Take one look at our world and it’s clear we need technology on the shop floor.
Like most people, I go online to get the latest news whenever and wherever I want. The other day, I came across a fascinating photo in my news feed of the crowds of the Catholic faithful waiting in St. Peters Basilica to hear the first words of newly elected Pope Francis. The photo (seen here), shows a veritable sea of cell phones and tablets, ready to capture the moment digitally. The NBC News Photo Blog compared this moment to a photo of the funeral of Pope John Paul II in 2005.
The setting in both photos is almost identical, but the ghost-white glow of the screens making pools of light in the darkness mark one photo as modern. Clearly, technology is shaping our world. Not even the venerable Catholic Church can stop it, and why would they? Technology is bringing us closer together, and allowing everyone to share in a historic moment.
Think deeper, and these photos offer a stark warning to manufacturing. Technology is shaping our world and daily processes. Today, even the most disciplined and efficient shop floor needs to embrace technology and put aside outdated paper-based processes or risk increasing inefficiency. Here’s what I mean:
Technology has become commonplace.
I recently saw a woman using a tablet for her shopping list with an app to compare products. Cell phones are plugged into cars for hands-free driving. Soon, watches and eyeglasses will hold computers. Even my four-year-old knows how to find music and movies on my smartphone.
We’ve reached a technology saturation point when a moment steeped in tradition – the selection of a new Pope – becomes a showcase for technology and social media, and we aren’t even shocked at the technological brazenness At this point, an industry still relying on paper records and bound work orders has added unnecessary complexity and risk because common standards don’t support their current processes. How can you expect a shop floor worker who turns on a cell phone for driving directions to pick up and quickly work from a stack of papers? Is it a stretch to imagine the difficulty an employee will have flipping through an appendix, rather than doing a key word search, for information? At some point, you risk the tools on your shop floor becoming obsolete. We are a generation taught to embrace mobile manufacturing.
I’m not suggesting a paper-based system won’t work, or the modern shop floor can’t decipher work plans on paper, but we can no longer assume a digital shop floor adds complexity. Our society accepts and expects technology. Paper-based plans are the format holding greater risk, especially in the hands of a worker living in the digital age.
Our world is interconnected.
It is easy to imagine the tweets, status updates, instagrams, and more capturing the moment Pope Francis first spoke to the world. It was an event shared by billions in a way that wouldn’t have been possible 10 years ago.
No longer are we speculating about an “interconnected” world, we are living it. So why is it so difficult to get messages from the shop floor? Currently, most of us deal with multi-media communication on a daily basis. We pass information through phone calls, text messages, browse message boards on forums and status updates on news feeds. We are comfortable making sense of an array of messages to get the information we need. Relying on a single, inefficient media source holds back the shop floor, especially with workers used to the collaborative nature of an interconnected world.

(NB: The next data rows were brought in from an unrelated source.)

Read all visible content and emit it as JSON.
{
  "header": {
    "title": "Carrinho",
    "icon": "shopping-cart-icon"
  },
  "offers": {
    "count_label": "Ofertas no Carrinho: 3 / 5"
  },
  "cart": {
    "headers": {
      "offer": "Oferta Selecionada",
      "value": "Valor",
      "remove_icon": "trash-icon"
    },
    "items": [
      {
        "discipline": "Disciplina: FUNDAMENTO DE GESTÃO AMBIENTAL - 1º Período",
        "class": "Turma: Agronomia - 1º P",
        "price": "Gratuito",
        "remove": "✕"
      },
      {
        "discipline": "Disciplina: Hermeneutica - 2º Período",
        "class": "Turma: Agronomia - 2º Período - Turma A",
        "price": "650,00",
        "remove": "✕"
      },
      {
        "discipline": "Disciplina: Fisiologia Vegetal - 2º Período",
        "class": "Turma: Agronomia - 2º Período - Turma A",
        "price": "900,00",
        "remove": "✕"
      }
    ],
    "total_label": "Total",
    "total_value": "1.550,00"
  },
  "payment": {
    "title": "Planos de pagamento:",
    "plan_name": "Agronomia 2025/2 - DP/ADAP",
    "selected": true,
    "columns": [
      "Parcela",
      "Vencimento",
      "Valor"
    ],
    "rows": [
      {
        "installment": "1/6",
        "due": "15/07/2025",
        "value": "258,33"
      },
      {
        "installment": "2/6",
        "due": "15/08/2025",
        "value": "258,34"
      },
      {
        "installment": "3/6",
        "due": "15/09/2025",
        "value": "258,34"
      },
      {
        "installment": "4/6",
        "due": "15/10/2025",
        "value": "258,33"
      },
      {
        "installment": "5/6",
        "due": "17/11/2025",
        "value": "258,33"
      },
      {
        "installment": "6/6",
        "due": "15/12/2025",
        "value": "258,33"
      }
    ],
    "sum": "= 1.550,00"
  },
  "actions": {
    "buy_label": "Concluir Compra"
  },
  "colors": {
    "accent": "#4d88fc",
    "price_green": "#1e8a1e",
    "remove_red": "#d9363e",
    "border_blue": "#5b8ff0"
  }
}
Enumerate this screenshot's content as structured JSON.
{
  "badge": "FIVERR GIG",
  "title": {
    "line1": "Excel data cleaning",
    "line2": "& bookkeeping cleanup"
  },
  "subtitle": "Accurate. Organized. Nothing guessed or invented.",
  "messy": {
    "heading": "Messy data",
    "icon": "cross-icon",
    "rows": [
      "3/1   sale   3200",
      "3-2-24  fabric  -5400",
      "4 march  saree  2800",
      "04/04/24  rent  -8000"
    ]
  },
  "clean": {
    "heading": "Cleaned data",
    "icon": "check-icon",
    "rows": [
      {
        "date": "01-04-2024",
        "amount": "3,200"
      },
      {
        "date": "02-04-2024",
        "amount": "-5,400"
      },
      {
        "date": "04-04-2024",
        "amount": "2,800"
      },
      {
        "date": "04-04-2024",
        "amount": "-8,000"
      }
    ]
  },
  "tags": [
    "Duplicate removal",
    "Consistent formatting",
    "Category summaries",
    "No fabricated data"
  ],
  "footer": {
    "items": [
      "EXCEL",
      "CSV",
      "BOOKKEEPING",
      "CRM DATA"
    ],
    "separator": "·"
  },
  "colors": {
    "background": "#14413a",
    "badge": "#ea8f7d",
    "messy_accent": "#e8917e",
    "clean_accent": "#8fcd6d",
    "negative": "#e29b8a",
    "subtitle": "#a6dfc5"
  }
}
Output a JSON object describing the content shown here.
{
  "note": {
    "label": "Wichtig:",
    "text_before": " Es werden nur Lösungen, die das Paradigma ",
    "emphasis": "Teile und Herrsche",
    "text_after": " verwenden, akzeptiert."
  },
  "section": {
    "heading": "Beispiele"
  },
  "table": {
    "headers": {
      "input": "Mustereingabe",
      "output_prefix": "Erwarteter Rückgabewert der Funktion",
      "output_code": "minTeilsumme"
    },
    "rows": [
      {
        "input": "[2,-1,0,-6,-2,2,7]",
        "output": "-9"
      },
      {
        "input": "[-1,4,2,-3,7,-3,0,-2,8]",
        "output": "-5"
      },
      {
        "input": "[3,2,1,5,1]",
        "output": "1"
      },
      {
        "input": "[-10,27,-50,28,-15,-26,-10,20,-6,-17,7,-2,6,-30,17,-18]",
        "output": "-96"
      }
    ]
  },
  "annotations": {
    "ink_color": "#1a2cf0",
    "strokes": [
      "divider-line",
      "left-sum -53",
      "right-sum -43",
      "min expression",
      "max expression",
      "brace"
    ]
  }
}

Another way to think of it…. Why do we struggle to get a message across an organization when anyone with a smartphone can do the same thing more effectively in less than 15 seconds?
We are a society based on real time information.
At one time, we used to wait for the morning paper to get the “latest” news. Now, every smartphone and tablet is a little sponge soaking up data and disseminating it relentlessly across the world in real time. This is slowly driving newspapers out of business. News is old before a paper can print it.
We’ve come to expect an immediate answer to our questions, and if we don’t get it, we assume something is wrong. This is a problem for manufacturers who haven’t converted to a digital shop floor. What message are you sending your customers when you can’t give an immediate update on an order? How detailed are your order records, and how quickly can you assemble a report? Today anyone with a smart phone can get answers wherever they are. What does it say about your business if you need a day or more to answer a simple question? Will your customers trust you to produce high-quality goods if you can’t produce a complete and accurate as-built record?
As manufacturers, we need to remember every interaction with customers is building our brand. So what does our shop floor say about us? What message is your information management system sending your best customers? Consider the recent picture of St. Peter’s Basilica, is it difficult to imagine a digital shop floor?
Your current processes may work for you and your team, but what message is it sending your customers, or your employees? Are you maximizing the efforts of the shop floor by expecting them to use tools less effective than the phone in their pocket? Compare the photos of St. Peter’s Basilica in the NBC News Photo Blog. Our world is changing faster than ever before, driven by innovations in technology. We live in a digital, interconnected world with access to a wealth of real-time information. Can you afford to put off a shop floor improvement project any longer?